> **ABOUT THIS EXERCISE**
Look through the entries below. Say how many lines include "image", with nothing added.

Items listed in a dataset

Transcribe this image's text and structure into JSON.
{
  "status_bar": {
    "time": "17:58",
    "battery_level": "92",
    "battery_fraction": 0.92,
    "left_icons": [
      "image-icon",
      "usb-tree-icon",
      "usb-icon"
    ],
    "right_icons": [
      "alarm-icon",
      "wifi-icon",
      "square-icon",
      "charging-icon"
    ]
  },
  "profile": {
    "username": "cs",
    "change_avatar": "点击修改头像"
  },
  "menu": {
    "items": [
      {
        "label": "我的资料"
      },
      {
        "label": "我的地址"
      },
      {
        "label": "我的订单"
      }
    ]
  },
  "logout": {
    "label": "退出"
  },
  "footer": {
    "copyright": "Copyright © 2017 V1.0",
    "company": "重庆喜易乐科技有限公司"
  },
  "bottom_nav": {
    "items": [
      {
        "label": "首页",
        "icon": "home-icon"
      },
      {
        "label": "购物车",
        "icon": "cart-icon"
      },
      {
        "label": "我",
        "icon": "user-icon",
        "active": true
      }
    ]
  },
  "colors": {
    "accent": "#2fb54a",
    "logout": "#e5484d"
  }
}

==

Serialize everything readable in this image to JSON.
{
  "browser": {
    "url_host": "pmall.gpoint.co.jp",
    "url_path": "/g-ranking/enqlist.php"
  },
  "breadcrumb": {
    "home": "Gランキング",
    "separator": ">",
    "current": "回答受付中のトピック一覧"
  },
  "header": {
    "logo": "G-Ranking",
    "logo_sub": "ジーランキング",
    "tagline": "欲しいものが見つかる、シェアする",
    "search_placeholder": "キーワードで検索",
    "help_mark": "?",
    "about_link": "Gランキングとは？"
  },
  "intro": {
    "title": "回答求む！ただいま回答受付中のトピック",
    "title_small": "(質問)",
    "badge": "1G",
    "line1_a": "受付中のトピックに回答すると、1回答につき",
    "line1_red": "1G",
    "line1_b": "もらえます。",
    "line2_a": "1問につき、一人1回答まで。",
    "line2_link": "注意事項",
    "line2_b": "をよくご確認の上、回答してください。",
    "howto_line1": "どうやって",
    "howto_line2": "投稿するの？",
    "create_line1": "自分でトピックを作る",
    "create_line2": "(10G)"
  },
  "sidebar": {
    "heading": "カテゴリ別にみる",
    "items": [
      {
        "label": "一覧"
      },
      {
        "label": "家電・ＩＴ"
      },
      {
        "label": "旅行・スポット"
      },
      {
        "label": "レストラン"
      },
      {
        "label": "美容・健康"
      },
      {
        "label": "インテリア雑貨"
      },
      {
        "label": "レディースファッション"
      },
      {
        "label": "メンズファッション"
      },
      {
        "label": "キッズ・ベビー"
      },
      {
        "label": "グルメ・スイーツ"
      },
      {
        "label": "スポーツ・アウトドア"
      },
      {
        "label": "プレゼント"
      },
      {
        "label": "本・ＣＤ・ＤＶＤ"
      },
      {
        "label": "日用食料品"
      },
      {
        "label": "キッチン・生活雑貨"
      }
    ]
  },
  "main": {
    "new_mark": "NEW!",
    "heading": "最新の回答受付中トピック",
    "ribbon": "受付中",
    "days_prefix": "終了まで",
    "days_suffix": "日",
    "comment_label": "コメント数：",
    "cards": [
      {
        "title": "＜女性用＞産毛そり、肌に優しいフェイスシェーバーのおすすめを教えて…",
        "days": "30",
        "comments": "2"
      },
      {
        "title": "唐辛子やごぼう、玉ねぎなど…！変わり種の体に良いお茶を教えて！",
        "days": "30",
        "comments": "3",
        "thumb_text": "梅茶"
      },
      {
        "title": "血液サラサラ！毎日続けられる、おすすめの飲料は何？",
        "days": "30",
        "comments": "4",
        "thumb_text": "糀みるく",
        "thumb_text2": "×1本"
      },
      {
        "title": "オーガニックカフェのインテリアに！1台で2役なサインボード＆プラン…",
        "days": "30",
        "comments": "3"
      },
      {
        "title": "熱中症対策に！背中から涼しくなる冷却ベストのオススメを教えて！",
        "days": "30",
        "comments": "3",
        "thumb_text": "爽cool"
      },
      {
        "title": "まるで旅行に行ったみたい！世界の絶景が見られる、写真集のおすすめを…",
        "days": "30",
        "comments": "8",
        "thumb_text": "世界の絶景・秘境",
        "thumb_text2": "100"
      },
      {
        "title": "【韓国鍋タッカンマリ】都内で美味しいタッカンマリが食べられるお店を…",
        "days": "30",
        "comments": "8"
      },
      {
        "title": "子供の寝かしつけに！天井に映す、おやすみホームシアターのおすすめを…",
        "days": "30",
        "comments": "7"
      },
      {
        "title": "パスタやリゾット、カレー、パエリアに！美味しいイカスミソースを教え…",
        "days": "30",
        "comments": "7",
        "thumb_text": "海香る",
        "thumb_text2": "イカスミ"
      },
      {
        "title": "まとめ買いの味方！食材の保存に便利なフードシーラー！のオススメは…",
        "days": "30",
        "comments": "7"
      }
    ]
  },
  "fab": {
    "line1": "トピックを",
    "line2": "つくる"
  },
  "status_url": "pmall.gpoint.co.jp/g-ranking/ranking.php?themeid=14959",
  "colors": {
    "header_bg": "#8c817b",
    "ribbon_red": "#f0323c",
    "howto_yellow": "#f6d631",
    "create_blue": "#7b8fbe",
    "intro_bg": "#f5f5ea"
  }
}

> **WORKED SOLUTION**
3